I am the woman who was standing here in your presence, praying to the Lord.For this child I prayed, and the Lord has granted me my petition that I made to him.Therefore I have lent him to the Lord. As long as he lives, he is lent to the Lord. – 1 Samuel 1:26-27
I was so thankful for the kids God gave me, and I committed to him that I would not neglect to dedicate them to him. I’d spend my life pointing them to Jesus and when the time came, like Hannah, I would leave them to him.
Leaving your kids to the Lord sounds right, but actually doing it is painful.
Dedicating your kids to the Lord happens in prayer and practical acts of selflessness from the sleepless nights of infancy, through the struggle with the terrible twos and threes, through the years of homework help and self-image confusion and puberty-controlled emotions. And through all those phases of parenting there are actions we take as parents to very intentionally dedicate our kids to Jesus. We, as Paul Tripp said, shepherd our kids’ hearts through discipline and hugs, and self-sacrificing of our sleep, time and resources so they can sense the love of Christ in us, and follow him for themselves.
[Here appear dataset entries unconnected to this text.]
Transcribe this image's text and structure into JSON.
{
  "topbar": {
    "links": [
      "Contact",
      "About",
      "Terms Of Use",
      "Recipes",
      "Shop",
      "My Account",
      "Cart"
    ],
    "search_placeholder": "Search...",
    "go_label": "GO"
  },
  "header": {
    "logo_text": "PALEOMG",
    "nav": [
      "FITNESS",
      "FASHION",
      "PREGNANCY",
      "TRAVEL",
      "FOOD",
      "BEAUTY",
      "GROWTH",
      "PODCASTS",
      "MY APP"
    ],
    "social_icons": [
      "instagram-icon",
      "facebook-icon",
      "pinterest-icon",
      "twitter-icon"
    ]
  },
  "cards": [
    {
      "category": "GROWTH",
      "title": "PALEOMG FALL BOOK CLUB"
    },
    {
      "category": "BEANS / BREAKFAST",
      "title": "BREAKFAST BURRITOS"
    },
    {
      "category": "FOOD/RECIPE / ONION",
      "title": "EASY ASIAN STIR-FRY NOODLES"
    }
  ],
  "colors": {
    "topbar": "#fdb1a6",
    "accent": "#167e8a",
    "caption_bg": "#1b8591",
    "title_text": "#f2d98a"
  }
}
But then comes a time when putting your kids’ hand into the hand of Jesus means, letting go of their physical hands, of their choices, of their consequences. And this means just as intentionally as you pulled out that children’s Bible when they were three and sang Jesus Loves Me with them, you now intentionally practice at the mind and heart level the prayer and faith that actually hands them over to Jesus.
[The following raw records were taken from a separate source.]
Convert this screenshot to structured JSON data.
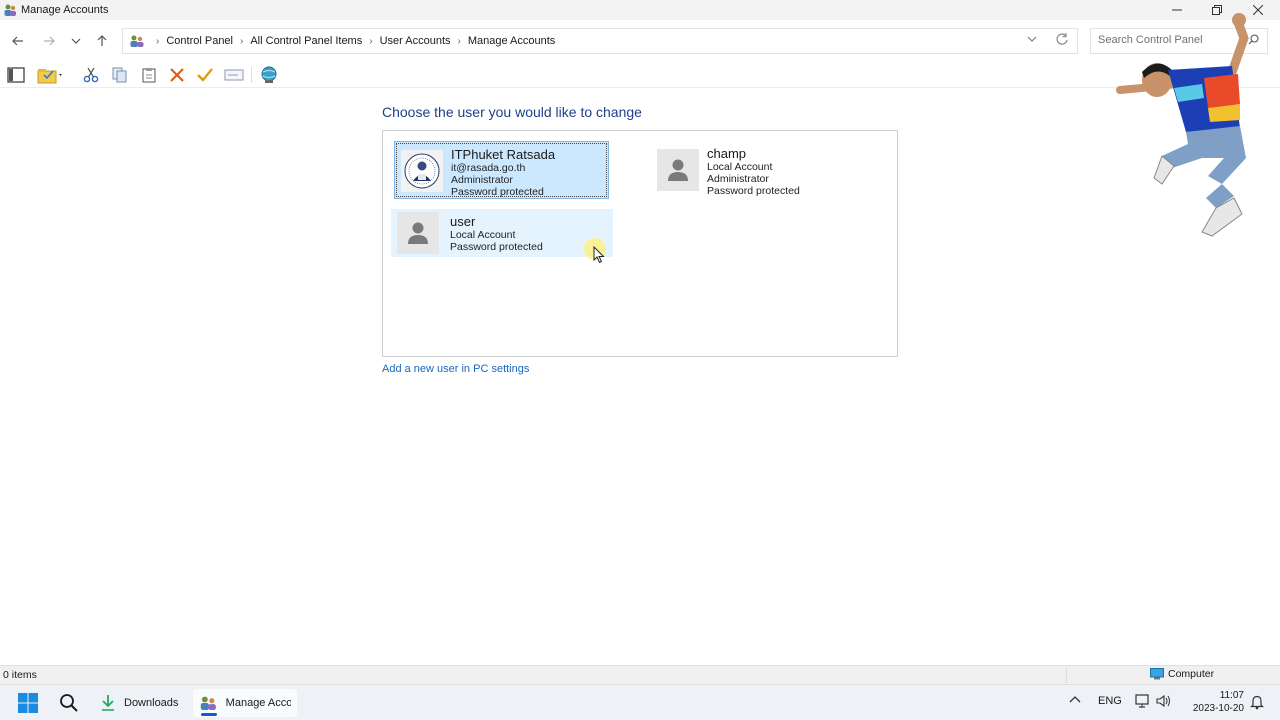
{
  "window": {
    "title": "Manage Accounts",
    "minimize_icon": "minimize-icon",
    "restore_icon": "restore-icon",
    "close_icon": "close-icon"
  },
  "address": {
    "breadcrumbs": [
      "Control Panel",
      "All Control Panel Items",
      "User Accounts",
      "Manage Accounts"
    ]
  },
  "search": {
    "placeholder": "Search Control Panel"
  },
  "toolbar": {
    "icons": [
      "layout-pane-icon",
      "properties-icon",
      "cut-icon",
      "copy-icon",
      "paste-icon",
      "delete-icon",
      "check-icon",
      "rename-icon",
      "network-icon"
    ]
  },
  "main": {
    "heading": "Choose the user you would like to change",
    "accounts": [
      {
        "name": "ITPhuket Ratsada",
        "lines": [
          "it@rasada.go.th",
          "Administrator",
          "Password protected"
        ],
        "state": "selected"
      },
      {
        "name": "champ",
        "lines": [
          "Local Account",
          "Administrator",
          "Password protected"
        ],
        "state": "normal"
      },
      {
        "name": "user",
        "lines": [
          "Local Account",
          "Password protected"
        ],
        "state": "hover"
      }
    ],
    "add_user_link": "Add a new user in PC settings"
  },
  "statusbar": {
    "items_count": "0 items",
    "location": "Computer"
  },
  "taskbar": {
    "apps": [
      {
        "label": "Downloads",
        "icon": "download-icon"
      },
      {
        "label": "Manage Accou",
        "icon": "users-icon"
      }
    ],
    "language": "ENG",
    "time": "11:07",
    "date": "2023-10-20"
  },
  "colors": {
    "accent": "#0a5fc9",
    "heading": "#1e3f8a",
    "link": "#1a66c0",
    "selected_bg": "#cce8ff",
    "hover_bg": "#e5f3ff"
  }
}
The thoughts of feeling unwanted and un-needed and the strong urge to grasp for some kind of hold on your kids that might satisfy that need you felt fill with joy when they used to crawl in your lap and put their tender hands on your face and tell you, “I wuv you momma,” cannot win at this stage of parenting. Just like the urge to ignore their need to hear about Jesus when they were three so you could watch Netflix could not dictate your actions then. And when I say you I mean me.
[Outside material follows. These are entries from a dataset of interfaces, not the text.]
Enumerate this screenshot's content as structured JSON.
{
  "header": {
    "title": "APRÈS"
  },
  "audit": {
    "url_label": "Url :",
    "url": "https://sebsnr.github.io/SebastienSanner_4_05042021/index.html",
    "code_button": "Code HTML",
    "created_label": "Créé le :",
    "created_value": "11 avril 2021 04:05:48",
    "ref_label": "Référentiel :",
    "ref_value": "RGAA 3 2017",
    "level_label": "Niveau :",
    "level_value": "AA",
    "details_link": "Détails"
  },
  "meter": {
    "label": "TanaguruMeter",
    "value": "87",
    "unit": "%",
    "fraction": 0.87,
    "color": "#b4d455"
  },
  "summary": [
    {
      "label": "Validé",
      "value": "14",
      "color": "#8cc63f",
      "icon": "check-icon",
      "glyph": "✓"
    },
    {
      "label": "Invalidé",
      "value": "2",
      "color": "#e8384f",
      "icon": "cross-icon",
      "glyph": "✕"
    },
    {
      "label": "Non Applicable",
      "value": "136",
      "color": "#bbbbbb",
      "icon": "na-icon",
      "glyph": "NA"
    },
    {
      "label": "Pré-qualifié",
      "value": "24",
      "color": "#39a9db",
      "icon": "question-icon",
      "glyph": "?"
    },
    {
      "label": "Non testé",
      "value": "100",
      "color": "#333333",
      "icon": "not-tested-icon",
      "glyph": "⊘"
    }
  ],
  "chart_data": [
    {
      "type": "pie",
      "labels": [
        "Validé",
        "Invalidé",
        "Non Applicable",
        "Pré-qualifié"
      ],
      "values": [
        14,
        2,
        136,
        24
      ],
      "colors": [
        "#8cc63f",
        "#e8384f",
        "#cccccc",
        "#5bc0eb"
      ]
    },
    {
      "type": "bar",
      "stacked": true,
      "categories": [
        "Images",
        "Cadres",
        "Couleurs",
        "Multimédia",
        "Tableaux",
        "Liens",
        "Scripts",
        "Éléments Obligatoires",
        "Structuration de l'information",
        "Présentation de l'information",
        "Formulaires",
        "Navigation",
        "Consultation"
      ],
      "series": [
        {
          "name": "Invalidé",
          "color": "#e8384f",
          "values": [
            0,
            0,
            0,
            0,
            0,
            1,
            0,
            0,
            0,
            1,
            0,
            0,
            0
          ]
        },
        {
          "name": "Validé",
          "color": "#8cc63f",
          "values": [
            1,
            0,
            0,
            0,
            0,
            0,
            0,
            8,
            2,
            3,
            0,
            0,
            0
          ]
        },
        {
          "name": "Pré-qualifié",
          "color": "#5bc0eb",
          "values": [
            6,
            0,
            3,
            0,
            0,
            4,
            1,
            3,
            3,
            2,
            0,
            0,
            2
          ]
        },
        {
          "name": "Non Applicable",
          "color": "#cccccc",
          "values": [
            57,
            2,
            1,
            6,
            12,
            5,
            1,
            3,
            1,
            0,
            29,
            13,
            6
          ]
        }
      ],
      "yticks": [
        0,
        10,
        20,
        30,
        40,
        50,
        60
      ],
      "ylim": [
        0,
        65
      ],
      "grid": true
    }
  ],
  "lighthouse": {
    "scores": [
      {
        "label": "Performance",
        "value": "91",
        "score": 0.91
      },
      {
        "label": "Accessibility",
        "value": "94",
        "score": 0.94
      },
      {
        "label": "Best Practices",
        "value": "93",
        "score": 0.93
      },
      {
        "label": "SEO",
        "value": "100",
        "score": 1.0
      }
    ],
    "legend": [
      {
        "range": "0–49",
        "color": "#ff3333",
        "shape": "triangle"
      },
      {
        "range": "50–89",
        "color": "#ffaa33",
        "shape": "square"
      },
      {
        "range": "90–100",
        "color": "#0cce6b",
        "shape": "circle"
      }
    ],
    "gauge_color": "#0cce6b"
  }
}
The whole point of raising those men I’m raising (I’m not done yet), is to point them to Jesus. To place their hand in his. To launch them out into the world leaning on him, not me. And it feels like a breakup. But it’s not. It’s a critical stage of leadership, where the leader becomes a leader maker. And it’s that same stage lived out in motherhood when the mother becomes a woman in the life of a man she bore and raised, lifting him up, coming alongside him in the church, as he shepherds the heart of someone else to Jesus.
David and Jonathan shared a deep friendship. But when the time came where they had to part and they knew all kinds of scary things would separate their friendship, the Bible says Jonathan “strengthened” David’s hand in God (1 Samuel 23:15-17). The depth of their friendship wasn’t evidenced by their unrelenting grasp on each other. Their true friendship was evidenced by their desire to see the others’ hand placed in God’s hand, strongly!
It hurts. I’m crying a lot. And I’m sure I’m not doing it all right. But I am praying to the same God who heard Hannah and cared for Samuel, and heard me and has drawn my two teen sons to himself.
Please Lord, I am the woman who prayed and asked you for these children. And you gave them to me. From childhood I have dedicated them to you. They are dedicated to you still. Help me to strengthen their hand in yours.